■ **GIVEN DATA**:
####################
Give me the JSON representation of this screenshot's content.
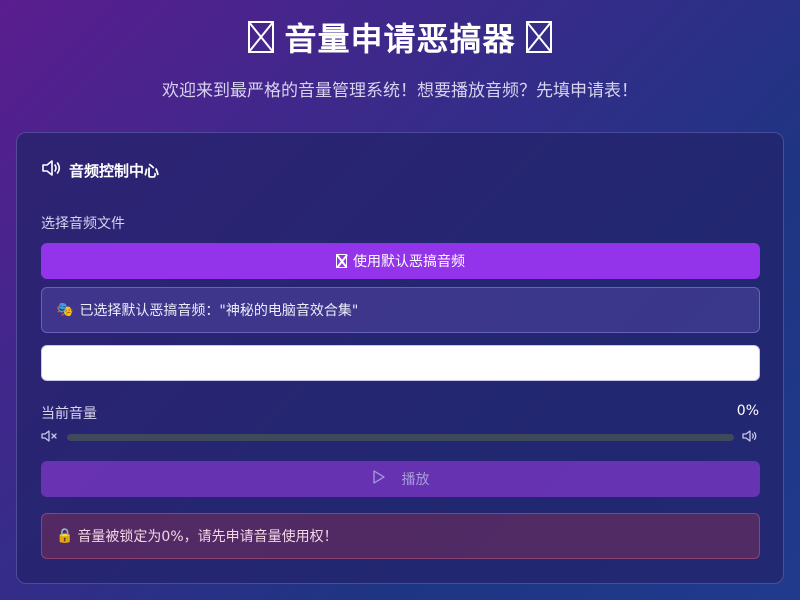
{
  "header": {
    "title": "音量申请恶搞器",
    "subtitle": "欢迎来到最严格的音量管理系统！想要播放音频？先填申请表！"
  },
  "panel": {
    "title": "音频控制中心",
    "file_label": "选择音频文件",
    "default_button_label": "使用默认恶搞音频",
    "selected_emoji": "🎭",
    "selected_text": "已选择默认恶搞音频：\"神秘的电脑音效合集\"",
    "input_value": "",
    "input_placeholder": "",
    "volume_label": "当前音量",
    "volume_value": "0%",
    "volume_level": 0,
    "play_label": "播放",
    "alert_emoji": "🔒",
    "alert_text": "音量被锁定为0%，请先申请音量使用权！"
  },
  "colors": {
    "accent": "#9333ea",
    "track": "#3e4a5c"
  },
  "icons": [
    "speaker-icon",
    "mute-icon",
    "volume-icon",
    "play-icon",
    "lock-icon",
    "mask-icon"
  ]
}
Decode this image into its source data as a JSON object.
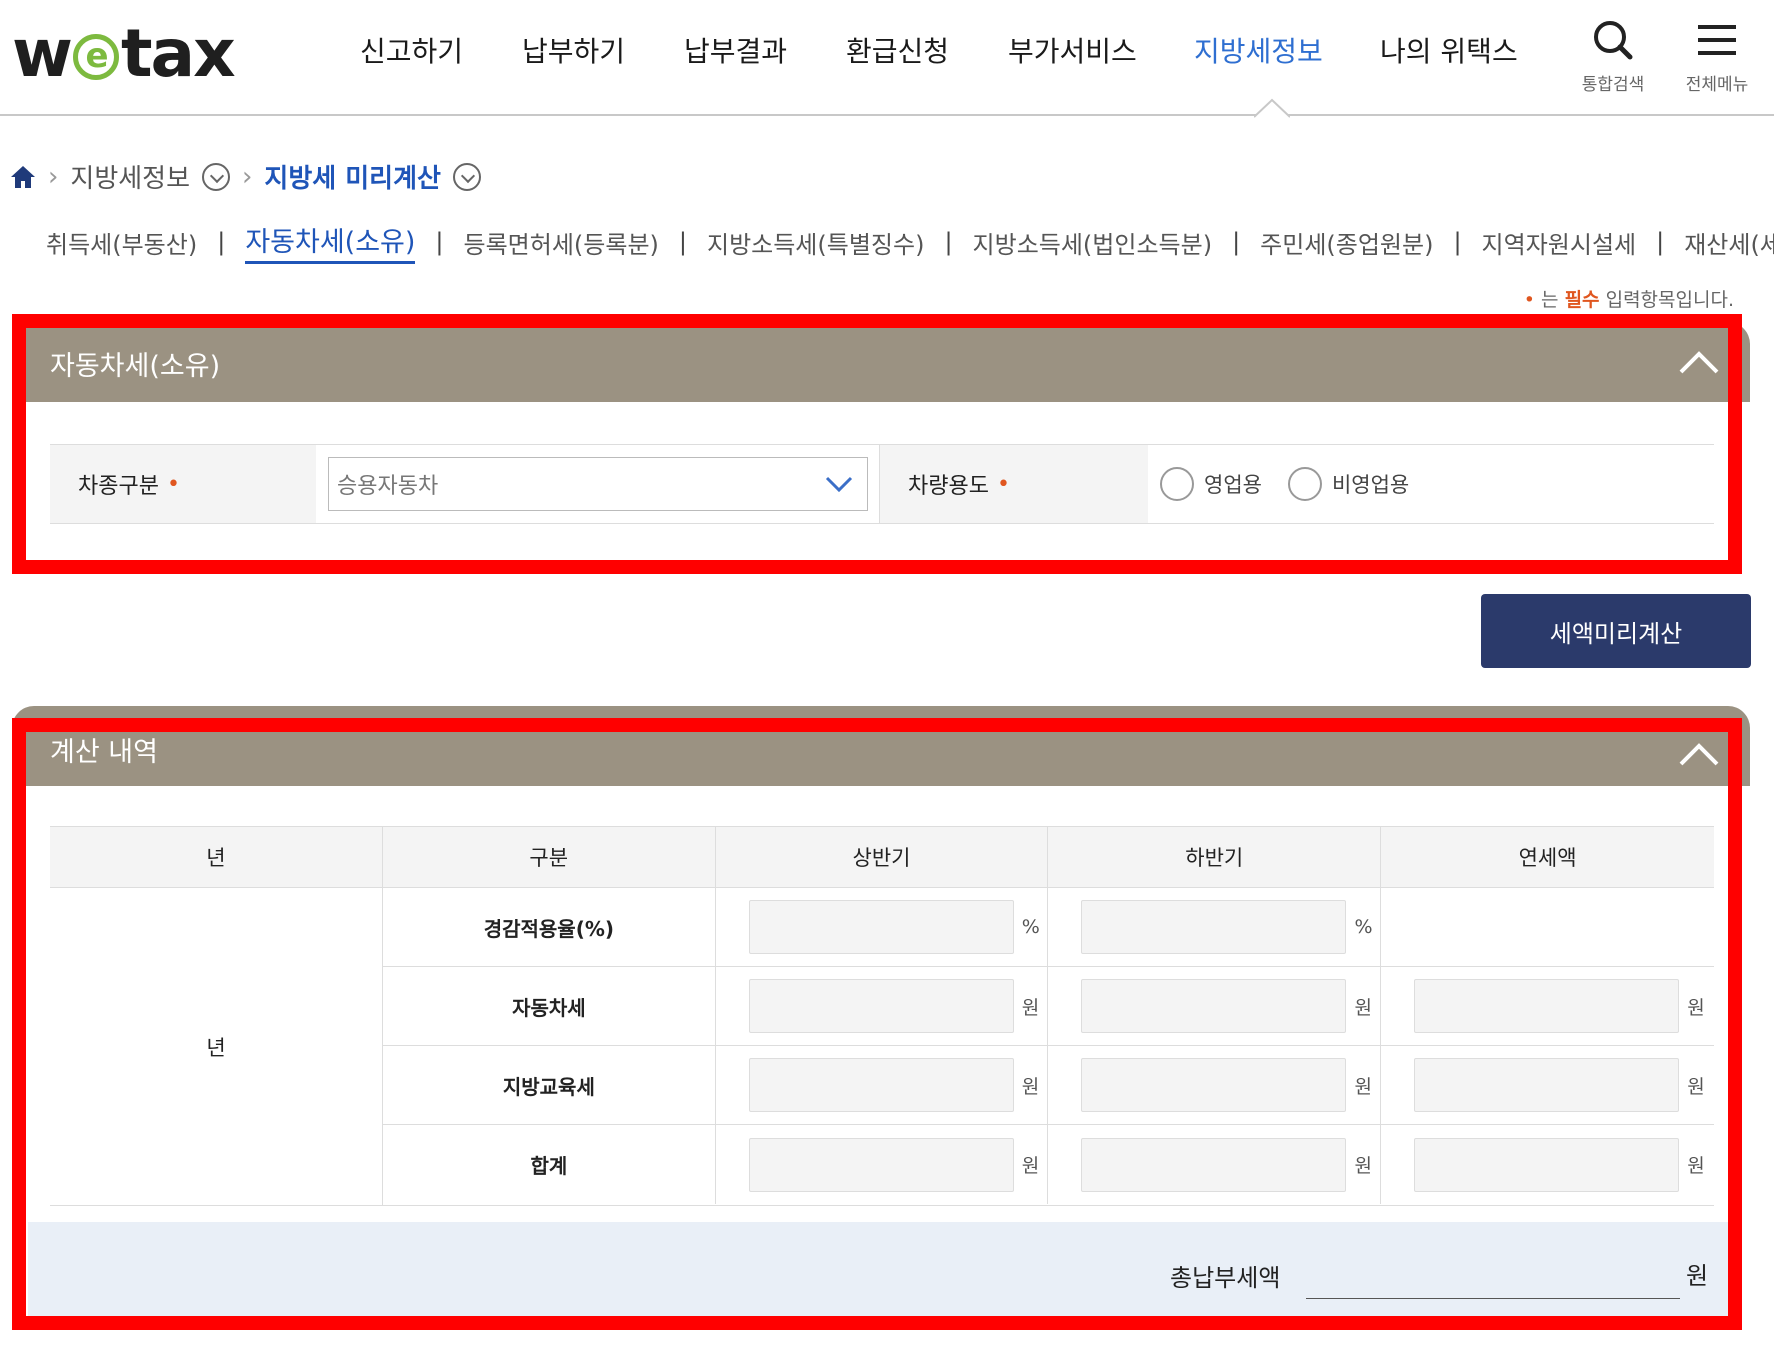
{
  "header": {
    "logo": {
      "pre": "w",
      "e": "e",
      "post": "tax"
    },
    "nav": [
      "신고하기",
      "납부하기",
      "납부결과",
      "환급신청",
      "부가서비스",
      "지방세정보",
      "나의 위택스"
    ],
    "active_nav": "지방세정보",
    "search_label": "통합검색",
    "menu_label": "전체메뉴"
  },
  "breadcrumb": {
    "level1": "지방세정보",
    "level2": "지방세 미리계산"
  },
  "subtabs": [
    "취득세(부동산)",
    "자동차세(소유)",
    "등록면허세(등록분)",
    "지방소득세(특별징수)",
    "지방소득세(법인소득분)",
    "주민세(종업원분)",
    "지역자원시설세",
    "재산세(세율특례)"
  ],
  "active_subtab": "자동차세(소유)",
  "required_note": {
    "dot": "•",
    "pre": " 는 ",
    "must": "필수",
    "post": " 입력항목입니다."
  },
  "form_panel": {
    "title": "자동차세(소유)",
    "vehicle_type_label": "차종구분",
    "vehicle_type_value": "승용자동차",
    "usage_label": "차량용도",
    "usage_options": [
      "영업용",
      "비영업용"
    ],
    "required_mark": "•"
  },
  "calc_button": "세액미리계산",
  "result_panel": {
    "title": "계산 내역",
    "columns": [
      "년",
      "구분",
      "상반기",
      "하반기",
      "연세액"
    ],
    "year_cell": "년",
    "rows": [
      {
        "label": "경감적용율(%)",
        "unit": "%",
        "annual": false
      },
      {
        "label": "자동차세",
        "unit": "원",
        "annual": true
      },
      {
        "label": "지방교육세",
        "unit": "원",
        "annual": true
      },
      {
        "label": "합계",
        "unit": "원",
        "annual": true
      }
    ],
    "total_label": "총납부세액",
    "total_unit": "원"
  },
  "colors": {
    "panel_header": "#9b9282",
    "active_blue": "#2f6fd1",
    "button_navy": "#2b3a6b",
    "highlight_red": "#ff0000",
    "required_orange": "#e0561f"
  }
}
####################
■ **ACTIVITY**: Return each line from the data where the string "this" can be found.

■ **SOLUTION**:
Give me the JSON representation of this screenshot's content.
Decode this image into its source data as a JSON object.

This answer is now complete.